==== Data shown

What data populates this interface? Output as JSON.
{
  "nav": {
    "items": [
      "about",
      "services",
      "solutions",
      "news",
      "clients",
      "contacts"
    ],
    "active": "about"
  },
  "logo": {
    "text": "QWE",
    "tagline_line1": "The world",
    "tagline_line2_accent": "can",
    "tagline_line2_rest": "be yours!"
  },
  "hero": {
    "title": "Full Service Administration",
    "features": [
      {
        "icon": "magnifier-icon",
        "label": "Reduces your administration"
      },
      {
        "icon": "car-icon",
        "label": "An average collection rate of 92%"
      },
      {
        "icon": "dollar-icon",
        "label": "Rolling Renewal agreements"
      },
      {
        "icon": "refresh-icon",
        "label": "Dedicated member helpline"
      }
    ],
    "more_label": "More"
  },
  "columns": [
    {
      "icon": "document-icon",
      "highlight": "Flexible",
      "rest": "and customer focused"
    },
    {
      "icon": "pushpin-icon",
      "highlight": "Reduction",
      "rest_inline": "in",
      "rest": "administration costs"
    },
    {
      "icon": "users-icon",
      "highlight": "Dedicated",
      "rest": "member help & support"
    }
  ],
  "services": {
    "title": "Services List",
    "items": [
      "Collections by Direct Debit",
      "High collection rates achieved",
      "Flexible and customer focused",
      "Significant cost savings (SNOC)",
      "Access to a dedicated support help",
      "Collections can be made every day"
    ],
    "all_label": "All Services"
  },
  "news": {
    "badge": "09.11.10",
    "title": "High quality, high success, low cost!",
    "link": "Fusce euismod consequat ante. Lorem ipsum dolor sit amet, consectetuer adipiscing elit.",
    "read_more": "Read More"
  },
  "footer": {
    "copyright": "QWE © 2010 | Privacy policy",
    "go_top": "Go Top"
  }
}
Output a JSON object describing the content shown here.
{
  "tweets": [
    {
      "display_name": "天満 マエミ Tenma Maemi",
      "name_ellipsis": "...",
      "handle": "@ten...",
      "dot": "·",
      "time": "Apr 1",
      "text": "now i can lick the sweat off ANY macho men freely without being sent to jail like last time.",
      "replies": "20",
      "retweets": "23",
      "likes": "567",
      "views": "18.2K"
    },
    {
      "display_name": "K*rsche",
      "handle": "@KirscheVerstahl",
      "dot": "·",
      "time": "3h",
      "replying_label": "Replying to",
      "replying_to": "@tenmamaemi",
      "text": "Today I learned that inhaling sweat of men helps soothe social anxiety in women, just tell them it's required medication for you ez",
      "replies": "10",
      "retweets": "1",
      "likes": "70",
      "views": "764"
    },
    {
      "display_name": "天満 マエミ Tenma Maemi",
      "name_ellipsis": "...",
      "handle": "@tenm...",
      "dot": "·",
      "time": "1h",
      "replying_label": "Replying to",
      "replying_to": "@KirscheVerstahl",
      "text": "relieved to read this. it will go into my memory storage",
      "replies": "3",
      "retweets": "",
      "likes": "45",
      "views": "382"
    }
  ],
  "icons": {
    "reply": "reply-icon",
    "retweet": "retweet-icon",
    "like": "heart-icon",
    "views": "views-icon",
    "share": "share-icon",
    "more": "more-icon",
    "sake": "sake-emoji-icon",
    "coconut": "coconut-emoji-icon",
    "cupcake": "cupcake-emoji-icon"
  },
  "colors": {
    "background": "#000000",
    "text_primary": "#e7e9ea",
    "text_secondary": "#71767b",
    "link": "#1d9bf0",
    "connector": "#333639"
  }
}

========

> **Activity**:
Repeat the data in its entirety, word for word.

> **Result of this exercise**:
What data populates this interface? Output as JSON.
{
  "nav": {
    "items": [
      "about",
      "services",
      "solutions",
      "news",
      "clients",
      "contacts"
    ],
    "active": "about"
  },
  "logo": {
    "text": "QWE",
    "tagline_line1": "The world",
    "tagline_line2_accent": "can",
    "tagline_line2_rest": "be yours!"
  },
  "hero": {
    "title": "Full Service Administration",
    "features": [
      {
        "icon": "magnifier-icon",
        "label": "Reduces your administration"
      },
      {
        "icon": "car-icon",
        "label": "An average collection rate of 92%"
      },
      {
        "icon": "dollar-icon",
        "label": "Rolling Renewal agreements"
      },
      {
        "icon": "refresh-icon",
        "label": "Dedicated member helpline"
      }
    ],
    "more_label": "More"
  },
  "columns": [
    {
      "icon": "document-icon",
      "highlight": "Flexible",
      "rest": "and customer focused"
    },
    {
      "icon": "pushpin-icon",
      "highlight": "Reduction",
      "rest_inline": "in",
      "rest": "administration costs"
    },
    {
      "icon": "users-icon",
      "highlight": "Dedicated",
      "rest": "member help & support"
    }
  ],
  "services": {
    "title": "Services List",
    "items": [
      "Collections by Direct Debit",
      "High collection rates achieved",
      "Flexible and customer focused",
      "Significant cost savings (SNOC)",
      "Access to a dedicated support help",
      "Collections can be made every day"
    ],
    "all_label": "All Services"
  },
  "news": {
    "badge": "09.11.10",
    "title": "High quality, high success, low cost!",
    "link": "Fusce euismod consequat ante. Lorem ipsum dolor sit amet, consectetuer adipiscing elit.",
    "read_more": "Read More"
  },
  "footer": {
    "copyright": "QWE © 2010 | Privacy policy",
    "go_top": "Go Top"
  }
}
Output a JSON object describing the content shown here.
{
  "tweets": [
    {
      "display_name": "天満 マエミ Tenma Maemi",
      "name_ellipsis": "...",
      "handle": "@ten...",
      "dot": "·",
      "time": "Apr 1",
      "text": "now i can lick the sweat off ANY macho men freely without being sent to jail like last time.",
      "replies": "20",
      "retweets": "23",
      "likes": "567",
      "views": "18.2K"
    },
    {
      "display_name": "K*rsche",
      "handle": "@KirscheVerstahl",
      "dot": "·",
      "time": "3h",
      "replying_label": "Replying to",
      "replying_to": "@tenmamaemi",
      "text": "Today I learned that inhaling sweat of men helps soothe social anxiety in women, just tell them it's required medication for you ez",
      "replies": "10",
      "retweets": "1",
      "likes": "70",
      "views": "764"
    },
    {
      "display_name": "天満 マエミ Tenma Maemi",
      "name_ellipsis": "...",
      "handle": "@tenm...",
      "dot": "·",
      "time": "1h",
      "replying_label": "Replying to",
      "replying_to": "@KirscheVerstahl",
      "text": "relieved to read this. it will go into my memory storage",
      "replies": "3",
      "retweets": "",
      "likes": "45",
      "views": "382"
    }
  ],
  "icons": {
    "reply": "reply-icon",
    "retweet": "retweet-icon",
    "like": "heart-icon",
    "views": "views-icon",
    "share": "share-icon",
    "more": "more-icon",
    "sake": "sake-emoji-icon",
    "coconut": "coconut-emoji-icon",
    "cupcake": "cupcake-emoji-icon"
  },
  "colors": {
    "background": "#000000",
    "text_primary": "#e7e9ea",
    "text_secondary": "#71767b",
    "link": "#1d9bf0",
    "connector": "#333639"
  }
}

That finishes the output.